Billy Corgan discussed Kurt Cobain in a new Zane Lowe interview on Apple Music, via Consequence.
“I want the Smashing Pumpkins standing on the top of the heap of our generation. If that means I got to write 800 songs to do it, I’ll do it. I ain’t shy about that. I will go down always as saying, Kurt was the most talented guy of our generation.
Kurt had so much talent. It’s like frightening. It was like a John Lennon level of talent, where you’re like, ‘How can you have all this talent?’ Or Prince, right? But Kurt’s not here, sadly. So I looked around, I was like, ‘All right, well, I could beat the rest of them for sure.'”
“When Kurt died, I cried because I lost my greatest opponent. I want to beat the best. I don’t want to win the championship because it’s just me and a bunch of gabronis, to use a wrestling term.

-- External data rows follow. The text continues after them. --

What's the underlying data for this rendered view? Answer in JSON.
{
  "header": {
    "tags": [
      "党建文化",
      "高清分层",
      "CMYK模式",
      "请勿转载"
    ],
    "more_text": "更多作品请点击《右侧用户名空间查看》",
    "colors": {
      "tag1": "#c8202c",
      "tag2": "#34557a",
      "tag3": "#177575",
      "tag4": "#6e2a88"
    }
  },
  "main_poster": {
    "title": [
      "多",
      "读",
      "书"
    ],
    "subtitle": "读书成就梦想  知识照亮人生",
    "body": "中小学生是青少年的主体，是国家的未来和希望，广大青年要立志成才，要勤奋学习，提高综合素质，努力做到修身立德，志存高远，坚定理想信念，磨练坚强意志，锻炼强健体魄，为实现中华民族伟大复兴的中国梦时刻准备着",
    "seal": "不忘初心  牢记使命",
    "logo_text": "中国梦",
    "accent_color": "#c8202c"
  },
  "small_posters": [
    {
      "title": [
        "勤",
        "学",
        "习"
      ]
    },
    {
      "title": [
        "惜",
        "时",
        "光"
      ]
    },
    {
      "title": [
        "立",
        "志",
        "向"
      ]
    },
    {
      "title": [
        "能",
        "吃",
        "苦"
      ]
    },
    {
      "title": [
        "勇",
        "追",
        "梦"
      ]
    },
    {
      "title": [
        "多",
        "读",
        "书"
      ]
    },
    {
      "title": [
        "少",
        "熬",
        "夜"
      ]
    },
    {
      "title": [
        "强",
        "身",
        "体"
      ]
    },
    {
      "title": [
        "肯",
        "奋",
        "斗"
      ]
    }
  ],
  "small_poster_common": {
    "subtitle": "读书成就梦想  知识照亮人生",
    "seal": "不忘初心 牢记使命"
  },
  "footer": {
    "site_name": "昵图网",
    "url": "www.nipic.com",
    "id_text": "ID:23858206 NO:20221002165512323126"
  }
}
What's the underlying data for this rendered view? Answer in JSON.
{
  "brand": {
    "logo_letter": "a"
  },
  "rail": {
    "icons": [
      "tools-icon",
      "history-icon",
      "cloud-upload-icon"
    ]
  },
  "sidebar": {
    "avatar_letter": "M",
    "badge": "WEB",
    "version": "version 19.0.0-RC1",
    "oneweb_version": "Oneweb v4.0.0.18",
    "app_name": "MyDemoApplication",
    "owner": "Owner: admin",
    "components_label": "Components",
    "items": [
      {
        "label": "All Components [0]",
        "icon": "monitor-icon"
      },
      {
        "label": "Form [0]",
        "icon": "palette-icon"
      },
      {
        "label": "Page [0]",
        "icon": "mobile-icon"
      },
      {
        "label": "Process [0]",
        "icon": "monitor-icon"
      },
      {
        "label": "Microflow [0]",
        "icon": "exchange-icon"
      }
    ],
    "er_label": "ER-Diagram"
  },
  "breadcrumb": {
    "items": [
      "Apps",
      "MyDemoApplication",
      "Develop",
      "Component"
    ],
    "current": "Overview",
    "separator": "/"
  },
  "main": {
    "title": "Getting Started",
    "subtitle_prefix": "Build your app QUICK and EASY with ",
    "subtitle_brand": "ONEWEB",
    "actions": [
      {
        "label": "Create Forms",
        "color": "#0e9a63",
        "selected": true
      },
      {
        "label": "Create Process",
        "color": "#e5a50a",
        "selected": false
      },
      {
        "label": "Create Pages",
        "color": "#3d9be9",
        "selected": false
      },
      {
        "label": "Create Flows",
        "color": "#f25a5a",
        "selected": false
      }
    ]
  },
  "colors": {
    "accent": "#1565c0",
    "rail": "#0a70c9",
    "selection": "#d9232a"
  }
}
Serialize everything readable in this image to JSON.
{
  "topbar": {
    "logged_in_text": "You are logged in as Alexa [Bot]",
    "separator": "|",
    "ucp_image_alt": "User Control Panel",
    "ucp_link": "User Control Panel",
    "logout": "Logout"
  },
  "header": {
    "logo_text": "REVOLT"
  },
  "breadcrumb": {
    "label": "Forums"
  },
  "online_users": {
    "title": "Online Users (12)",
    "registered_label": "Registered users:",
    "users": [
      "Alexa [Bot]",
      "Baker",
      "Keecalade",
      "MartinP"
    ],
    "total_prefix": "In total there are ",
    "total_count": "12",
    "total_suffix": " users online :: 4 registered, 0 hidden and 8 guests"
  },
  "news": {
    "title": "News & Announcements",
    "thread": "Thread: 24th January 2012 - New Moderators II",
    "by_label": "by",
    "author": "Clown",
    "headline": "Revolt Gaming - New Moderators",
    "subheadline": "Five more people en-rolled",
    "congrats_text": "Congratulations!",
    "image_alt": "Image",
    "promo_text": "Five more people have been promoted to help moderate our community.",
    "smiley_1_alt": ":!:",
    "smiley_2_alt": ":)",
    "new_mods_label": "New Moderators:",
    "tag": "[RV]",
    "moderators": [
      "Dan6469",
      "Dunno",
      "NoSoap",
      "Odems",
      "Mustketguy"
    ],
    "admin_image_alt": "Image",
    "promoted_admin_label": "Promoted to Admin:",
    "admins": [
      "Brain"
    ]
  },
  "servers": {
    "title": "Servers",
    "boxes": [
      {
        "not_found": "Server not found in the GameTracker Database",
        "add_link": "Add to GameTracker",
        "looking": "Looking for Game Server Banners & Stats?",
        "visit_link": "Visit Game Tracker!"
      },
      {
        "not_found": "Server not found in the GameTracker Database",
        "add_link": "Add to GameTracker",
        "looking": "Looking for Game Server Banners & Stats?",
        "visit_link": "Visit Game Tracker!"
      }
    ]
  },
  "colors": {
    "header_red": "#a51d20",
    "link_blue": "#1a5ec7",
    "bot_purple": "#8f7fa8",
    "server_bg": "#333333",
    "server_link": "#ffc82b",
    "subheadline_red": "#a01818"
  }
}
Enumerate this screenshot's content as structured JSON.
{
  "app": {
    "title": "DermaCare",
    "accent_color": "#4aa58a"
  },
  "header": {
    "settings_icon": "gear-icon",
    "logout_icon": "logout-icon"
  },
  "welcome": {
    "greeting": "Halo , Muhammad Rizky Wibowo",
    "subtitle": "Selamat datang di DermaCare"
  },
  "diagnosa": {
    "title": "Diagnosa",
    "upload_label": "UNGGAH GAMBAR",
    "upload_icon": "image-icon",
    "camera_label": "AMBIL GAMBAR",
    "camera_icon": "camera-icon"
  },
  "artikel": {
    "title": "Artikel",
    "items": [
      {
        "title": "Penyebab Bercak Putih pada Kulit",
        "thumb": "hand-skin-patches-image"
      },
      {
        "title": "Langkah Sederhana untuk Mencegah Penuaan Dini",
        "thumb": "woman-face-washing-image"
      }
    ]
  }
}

“It’s like, Michael Jordan, arguably the greatest sports competitor I’ll ever see in my lifetime — I mean, you want to talk about an alpha. That guy wanted to win the valet tip. You know what I mean?”
He said “the real deal” is Chino Moreno, and Radiohead “figured out the world that was coming pretty much before every band on the planet”. Corgan gave advice to U2 for “All That You Can’t Leave Behind” in 2000.
“So, I’m over in Dublin, circa 2000, and I go to visit Bono at his house. We stayed up all night, and in the morning, for some reason, me and him are the only people up, and he says, ‘I want to play you something. We’re going to have to go out in the car, because I don’t want to wake the house up.’
“So it’s me and him freezing in the driveway, and he pops in and he’s playing me what became the ‘It’s a Beautiful Day’ album, and it’s not all the way there, but sort of there. And he goes, ‘Tell me honestly what you think.’ I’m like, ‘You really want me to give you my opinion?’ And I told him what I thought, and they actually used my advice, and he let me know later, ‘Hey, we used your advice.'”